::: Dataset extract :::

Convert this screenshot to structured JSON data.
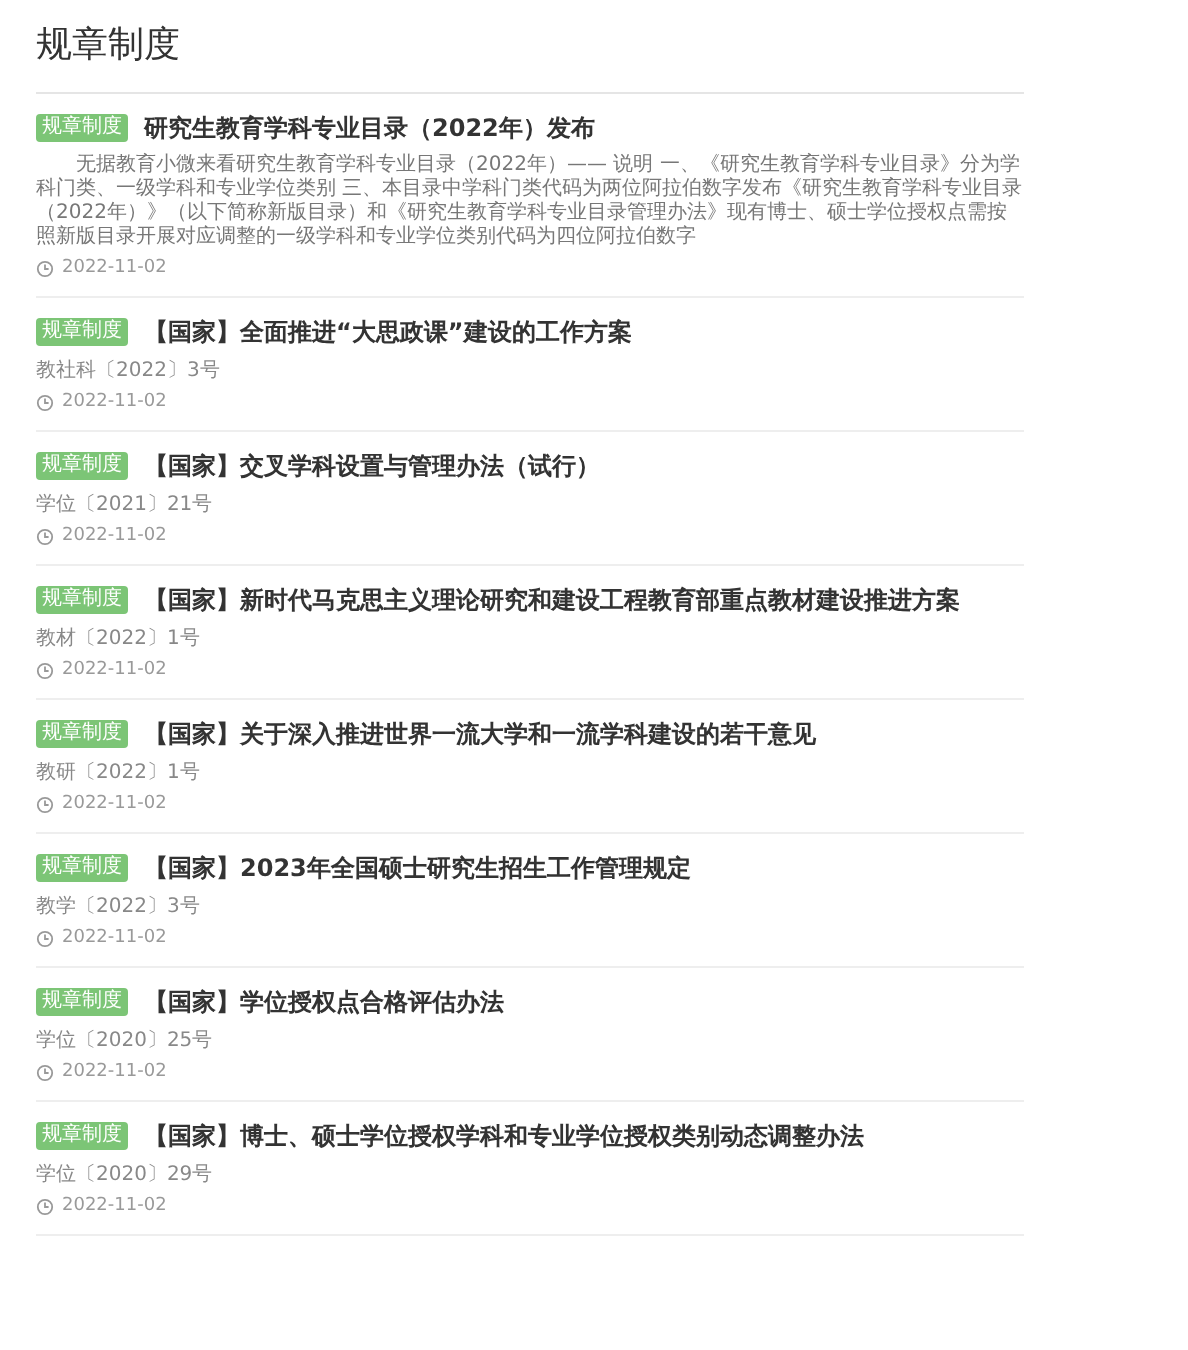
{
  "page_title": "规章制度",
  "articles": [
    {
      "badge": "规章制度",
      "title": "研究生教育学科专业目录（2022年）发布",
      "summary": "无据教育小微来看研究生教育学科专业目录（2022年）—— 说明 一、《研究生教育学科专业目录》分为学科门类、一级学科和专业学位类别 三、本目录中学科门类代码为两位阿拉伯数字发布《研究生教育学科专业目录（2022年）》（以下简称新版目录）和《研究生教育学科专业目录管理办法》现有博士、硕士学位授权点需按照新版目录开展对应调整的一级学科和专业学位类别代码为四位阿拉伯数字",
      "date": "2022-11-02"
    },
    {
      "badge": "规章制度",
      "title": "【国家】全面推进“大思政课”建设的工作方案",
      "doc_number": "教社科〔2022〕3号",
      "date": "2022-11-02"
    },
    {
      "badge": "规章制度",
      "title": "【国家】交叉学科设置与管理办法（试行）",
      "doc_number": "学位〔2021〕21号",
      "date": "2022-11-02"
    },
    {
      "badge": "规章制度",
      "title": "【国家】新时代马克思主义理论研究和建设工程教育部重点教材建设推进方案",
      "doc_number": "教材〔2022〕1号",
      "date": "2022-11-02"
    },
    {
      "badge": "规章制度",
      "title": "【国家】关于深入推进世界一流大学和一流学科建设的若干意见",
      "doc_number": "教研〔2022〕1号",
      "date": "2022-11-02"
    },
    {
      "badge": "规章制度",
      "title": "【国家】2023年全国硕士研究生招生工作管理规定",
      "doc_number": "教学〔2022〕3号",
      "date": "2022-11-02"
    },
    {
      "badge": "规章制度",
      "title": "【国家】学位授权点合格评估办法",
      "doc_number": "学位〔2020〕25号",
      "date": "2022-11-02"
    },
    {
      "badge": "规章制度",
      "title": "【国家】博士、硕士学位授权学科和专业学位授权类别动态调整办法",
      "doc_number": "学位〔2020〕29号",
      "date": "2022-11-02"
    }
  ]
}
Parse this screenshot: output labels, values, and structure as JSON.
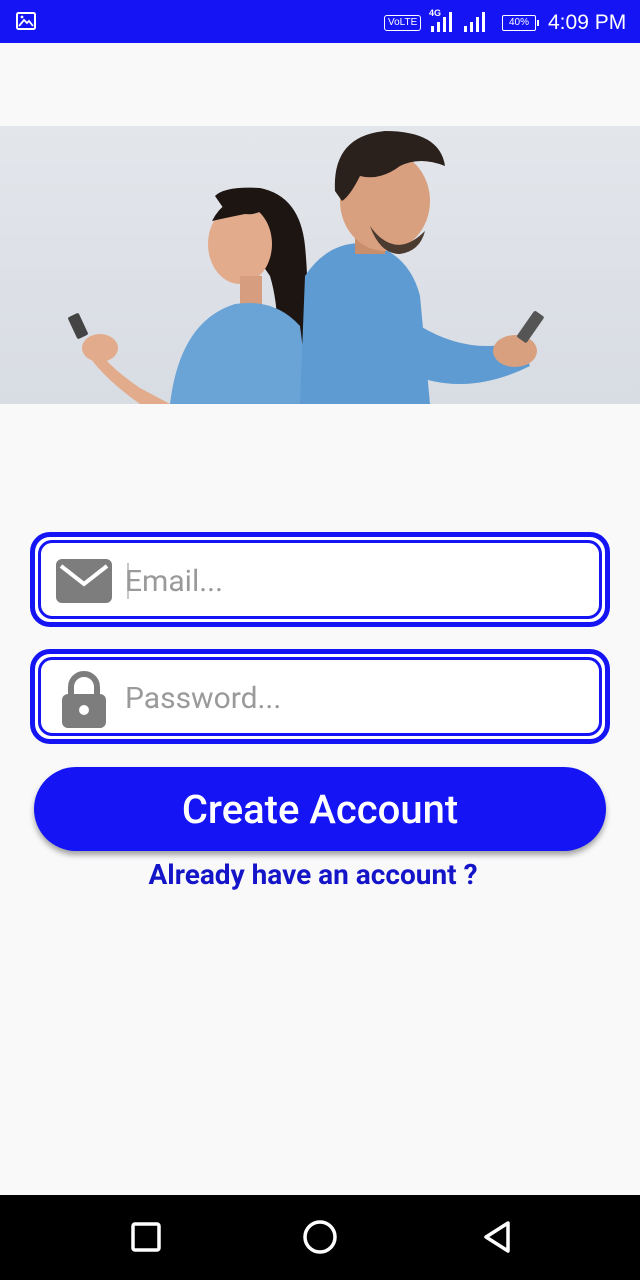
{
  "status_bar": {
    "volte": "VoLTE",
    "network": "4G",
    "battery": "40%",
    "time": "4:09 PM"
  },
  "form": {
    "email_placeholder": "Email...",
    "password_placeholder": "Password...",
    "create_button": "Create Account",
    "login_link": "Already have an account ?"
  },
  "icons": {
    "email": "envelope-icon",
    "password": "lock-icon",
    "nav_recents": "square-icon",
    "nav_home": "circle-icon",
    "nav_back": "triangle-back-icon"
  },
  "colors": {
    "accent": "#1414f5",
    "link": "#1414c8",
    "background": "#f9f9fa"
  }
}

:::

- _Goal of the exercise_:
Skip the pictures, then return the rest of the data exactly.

- _Answer box_:
Convert this screenshot to structured JSON data.
{
  "page_title": "规章制度",
  "articles": [
    {
      "badge": "规章制度",
      "title": "研究生教育学科专业目录（2022年）发布",
      "summary": "无据教育小微来看研究生教育学科专业目录（2022年）—— 说明 一、《研究生教育学科专业目录》分为学科门类、一级学科和专业学位类别 三、本目录中学科门类代码为两位阿拉伯数字发布《研究生教育学科专业目录（2022年）》（以下简称新版目录）和《研究生教育学科专业目录管理办法》现有博士、硕士学位授权点需按照新版目录开展对应调整的一级学科和专业学位类别代码为四位阿拉伯数字",
      "date": "2022-11-02"
    },
    {
      "badge": "规章制度",
      "title": "【国家】全面推进“大思政课”建设的工作方案",
      "doc_number": "教社科〔2022〕3号",
      "date": "2022-11-02"
    },
    {
      "badge": "规章制度",
      "title": "【国家】交叉学科设置与管理办法（试行）",
      "doc_number": "学位〔2021〕21号",
      "date": "2022-11-02"
    },
    {
      "badge": "规章制度",
      "title": "【国家】新时代马克思主义理论研究和建设工程教育部重点教材建设推进方案",
      "doc_number": "教材〔2022〕1号",
      "date": "2022-11-02"
    },
    {
      "badge": "规章制度",
      "title": "【国家】关于深入推进世界一流大学和一流学科建设的若干意见",
      "doc_number": "教研〔2022〕1号",
      "date": "2022-11-02"
    },
    {
      "badge": "规章制度",
      "title": "【国家】2023年全国硕士研究生招生工作管理规定",
      "doc_number": "教学〔2022〕3号",
      "date": "2022-11-02"
    },
    {
      "badge": "规章制度",
      "title": "【国家】学位授权点合格评估办法",
      "doc_number": "学位〔2020〕25号",
      "date": "2022-11-02"
    },
    {
      "badge": "规章制度",
      "title": "【国家】博士、硕士学位授权学科和专业学位授权类别动态调整办法",
      "doc_number": "学位〔2020〕29号",
      "date": "2022-11-02"
    }
  ]
}
Parse this screenshot: output labels, values, and structure as JSON.
{
  "status_bar": {
    "volte": "VoLTE",
    "network": "4G",
    "battery": "40%",
    "time": "4:09 PM"
  },
  "form": {
    "email_placeholder": "Email...",
    "password_placeholder": "Password...",
    "create_button": "Create Account",
    "login_link": "Already have an account ?"
  },
  "icons": {
    "email": "envelope-icon",
    "password": "lock-icon",
    "nav_recents": "square-icon",
    "nav_home": "circle-icon",
    "nav_back": "triangle-back-icon"
  },
  "colors": {
    "accent": "#1414f5",
    "link": "#1414c8",
    "background": "#f9f9fa"
  }
}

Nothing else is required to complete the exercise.